It’s important to note that these interactions in the wild leave a lasting impression upon people, and that’s why safaris (could be a person’s first wildlife experience) need to be highly regulated and guided intelligently. Once, I watched helplessly as four jeeps (manned by independent safari drivers with guests) stalled, revving their loud jeeps blocking a herd of elephants from crossing the road in Mudumalai. The nervous, highly anxious herd waited by the side of road.
Finally, the matriarch mock charged, and the four jeeps moved away — only to come back revving loudly at the elephants again. Unfortunately, this may have been the very first safari experience for many people on those jeeps — and they might have walked away thinking it’s absolutely normal to drive so close to an elephant herd. Regrettably, the learnings are not just erroneous but have proved to be very costly to both wildlife and humans.
Not ruling out such misbehaviour and incidents in forest areas, the forest departments are also doing their part to ensure safety for wildlife and man in reserves. “We have 50 anti-poaching camps and over 100 volunteers from the Special Tiger Protection Force that patrol forest areas,” says T Heeralal, director of Bandipur Tiger Reserve. “We also have volunteers warning people from stalling, against feeding and taking photographs. There will be a briefing before every safari and we will ensure the driver will be assisted by a forest staff on the safari.” The briefing also touches upon the ‘leave no trace’ attitude, encouraging people not to throw any trash. Recently, the photo of a wild tiger being blocked off by hungry tourists on jeeps from all sides in Corbett for better photo-ops sent out the same message again. Today, more than ever, we need to get our forest etiquette right.
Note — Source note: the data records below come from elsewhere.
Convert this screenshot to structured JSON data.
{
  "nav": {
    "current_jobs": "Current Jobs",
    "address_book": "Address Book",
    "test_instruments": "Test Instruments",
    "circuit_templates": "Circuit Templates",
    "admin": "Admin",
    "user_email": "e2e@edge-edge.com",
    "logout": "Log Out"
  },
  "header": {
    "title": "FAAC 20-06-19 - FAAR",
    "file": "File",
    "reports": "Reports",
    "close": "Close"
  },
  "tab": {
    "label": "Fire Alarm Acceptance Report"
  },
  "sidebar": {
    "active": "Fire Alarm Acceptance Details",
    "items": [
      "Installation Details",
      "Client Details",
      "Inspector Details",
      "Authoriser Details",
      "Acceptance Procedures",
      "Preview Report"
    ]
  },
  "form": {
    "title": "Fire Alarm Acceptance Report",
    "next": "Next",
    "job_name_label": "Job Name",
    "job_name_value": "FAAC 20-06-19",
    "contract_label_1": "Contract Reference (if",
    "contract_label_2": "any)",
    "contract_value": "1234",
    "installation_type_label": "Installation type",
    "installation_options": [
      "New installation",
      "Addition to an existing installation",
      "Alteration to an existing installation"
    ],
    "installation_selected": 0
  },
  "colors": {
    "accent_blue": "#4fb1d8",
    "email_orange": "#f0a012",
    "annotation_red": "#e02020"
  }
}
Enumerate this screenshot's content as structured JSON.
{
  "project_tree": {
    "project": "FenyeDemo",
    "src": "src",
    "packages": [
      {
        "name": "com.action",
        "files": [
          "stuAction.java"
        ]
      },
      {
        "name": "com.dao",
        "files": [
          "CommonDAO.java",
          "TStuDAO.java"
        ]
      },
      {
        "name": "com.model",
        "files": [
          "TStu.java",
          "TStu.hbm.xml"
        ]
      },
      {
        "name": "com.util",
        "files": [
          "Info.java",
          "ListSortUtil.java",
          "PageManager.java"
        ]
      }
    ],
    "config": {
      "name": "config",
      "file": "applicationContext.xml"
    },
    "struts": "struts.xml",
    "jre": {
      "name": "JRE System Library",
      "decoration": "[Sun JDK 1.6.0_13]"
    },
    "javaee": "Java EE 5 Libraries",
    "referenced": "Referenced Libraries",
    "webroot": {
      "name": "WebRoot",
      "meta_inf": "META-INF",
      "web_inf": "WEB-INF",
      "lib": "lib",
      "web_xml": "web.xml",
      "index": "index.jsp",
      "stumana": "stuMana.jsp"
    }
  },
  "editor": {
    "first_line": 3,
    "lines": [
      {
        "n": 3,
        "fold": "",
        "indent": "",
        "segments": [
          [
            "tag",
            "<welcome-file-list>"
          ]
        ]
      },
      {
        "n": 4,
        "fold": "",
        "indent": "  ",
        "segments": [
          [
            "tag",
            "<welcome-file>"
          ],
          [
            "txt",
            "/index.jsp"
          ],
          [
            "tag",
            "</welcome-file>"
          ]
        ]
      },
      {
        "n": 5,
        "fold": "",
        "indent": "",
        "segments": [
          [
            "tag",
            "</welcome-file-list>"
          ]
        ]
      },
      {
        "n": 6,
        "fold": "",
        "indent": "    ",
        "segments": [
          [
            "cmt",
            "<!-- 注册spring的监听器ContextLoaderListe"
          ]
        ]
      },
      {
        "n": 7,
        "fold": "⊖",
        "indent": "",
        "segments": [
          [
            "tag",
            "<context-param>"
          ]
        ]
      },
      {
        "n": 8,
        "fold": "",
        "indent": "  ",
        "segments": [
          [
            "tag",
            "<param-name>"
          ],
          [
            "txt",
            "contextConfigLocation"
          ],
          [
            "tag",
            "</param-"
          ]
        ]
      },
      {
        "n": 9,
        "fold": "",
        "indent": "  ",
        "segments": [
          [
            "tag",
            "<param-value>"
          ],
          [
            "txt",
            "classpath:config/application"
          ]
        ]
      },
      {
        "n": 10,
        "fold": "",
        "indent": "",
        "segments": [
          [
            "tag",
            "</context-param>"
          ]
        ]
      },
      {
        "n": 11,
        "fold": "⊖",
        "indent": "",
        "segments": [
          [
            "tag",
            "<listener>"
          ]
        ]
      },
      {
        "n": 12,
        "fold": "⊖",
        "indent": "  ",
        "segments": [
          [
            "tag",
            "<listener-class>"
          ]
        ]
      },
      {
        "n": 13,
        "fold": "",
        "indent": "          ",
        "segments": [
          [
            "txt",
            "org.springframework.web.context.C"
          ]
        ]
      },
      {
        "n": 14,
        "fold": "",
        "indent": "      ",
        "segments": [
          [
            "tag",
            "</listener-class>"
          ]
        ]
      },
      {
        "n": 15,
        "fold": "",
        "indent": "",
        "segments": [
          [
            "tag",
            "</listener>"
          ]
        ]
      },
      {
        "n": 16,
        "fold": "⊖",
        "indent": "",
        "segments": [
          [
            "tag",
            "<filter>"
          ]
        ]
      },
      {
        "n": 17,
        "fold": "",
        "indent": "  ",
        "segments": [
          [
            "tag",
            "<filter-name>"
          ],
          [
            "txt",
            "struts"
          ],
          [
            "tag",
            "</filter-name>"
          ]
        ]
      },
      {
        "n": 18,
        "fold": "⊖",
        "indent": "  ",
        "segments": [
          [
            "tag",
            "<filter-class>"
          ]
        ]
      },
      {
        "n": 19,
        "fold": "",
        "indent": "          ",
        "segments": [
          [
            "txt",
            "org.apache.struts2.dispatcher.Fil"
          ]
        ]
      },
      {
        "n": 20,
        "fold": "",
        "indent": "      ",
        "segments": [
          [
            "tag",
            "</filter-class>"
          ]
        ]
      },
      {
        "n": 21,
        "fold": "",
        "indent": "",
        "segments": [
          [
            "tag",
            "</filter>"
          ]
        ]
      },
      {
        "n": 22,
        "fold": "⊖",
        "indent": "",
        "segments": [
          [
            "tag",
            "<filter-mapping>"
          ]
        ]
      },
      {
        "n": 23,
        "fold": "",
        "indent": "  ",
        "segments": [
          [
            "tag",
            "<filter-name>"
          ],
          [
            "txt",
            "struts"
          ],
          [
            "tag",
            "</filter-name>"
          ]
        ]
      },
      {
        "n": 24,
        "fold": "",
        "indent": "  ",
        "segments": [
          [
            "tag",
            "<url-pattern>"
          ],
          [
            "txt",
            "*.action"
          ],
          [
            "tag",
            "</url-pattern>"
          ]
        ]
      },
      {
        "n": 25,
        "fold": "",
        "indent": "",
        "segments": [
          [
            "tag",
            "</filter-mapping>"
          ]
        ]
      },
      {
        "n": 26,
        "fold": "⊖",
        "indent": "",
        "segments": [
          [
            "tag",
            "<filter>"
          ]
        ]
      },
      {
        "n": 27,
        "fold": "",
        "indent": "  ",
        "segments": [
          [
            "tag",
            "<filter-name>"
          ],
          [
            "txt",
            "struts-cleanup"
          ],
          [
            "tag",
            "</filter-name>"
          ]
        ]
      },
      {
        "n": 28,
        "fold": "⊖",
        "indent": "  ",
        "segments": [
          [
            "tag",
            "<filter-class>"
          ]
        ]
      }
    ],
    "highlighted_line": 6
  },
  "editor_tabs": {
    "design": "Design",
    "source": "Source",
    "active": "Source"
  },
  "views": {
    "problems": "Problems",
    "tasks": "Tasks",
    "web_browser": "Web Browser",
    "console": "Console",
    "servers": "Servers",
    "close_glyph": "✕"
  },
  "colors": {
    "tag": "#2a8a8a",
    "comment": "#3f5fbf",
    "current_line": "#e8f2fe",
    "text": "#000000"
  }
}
Wild animals are very sensitive to loud noise. We make them anxious and they fear for their young ones. The least we can do is let them be. Watching wildlife from a safe distance without making any noise is what safari is all about. It should not be about whistling at them, cooing to grab their attention and flash photography is incredibly wrong. If you are a witness to wildlife being stressed by jeep drivers on a safari, or unethical resort or tour operators, notify the forest department.
Those who seek these scared patches of forests as a temporary abode need to truly treat it like one. By doing so, you can await a better experience the next time you visit: the wildlife will be less stressed and you can get a better viewing. You really do get to taste the peace that’s a forest – and that’s how you de-stress.
The article was published in the Deccan Herald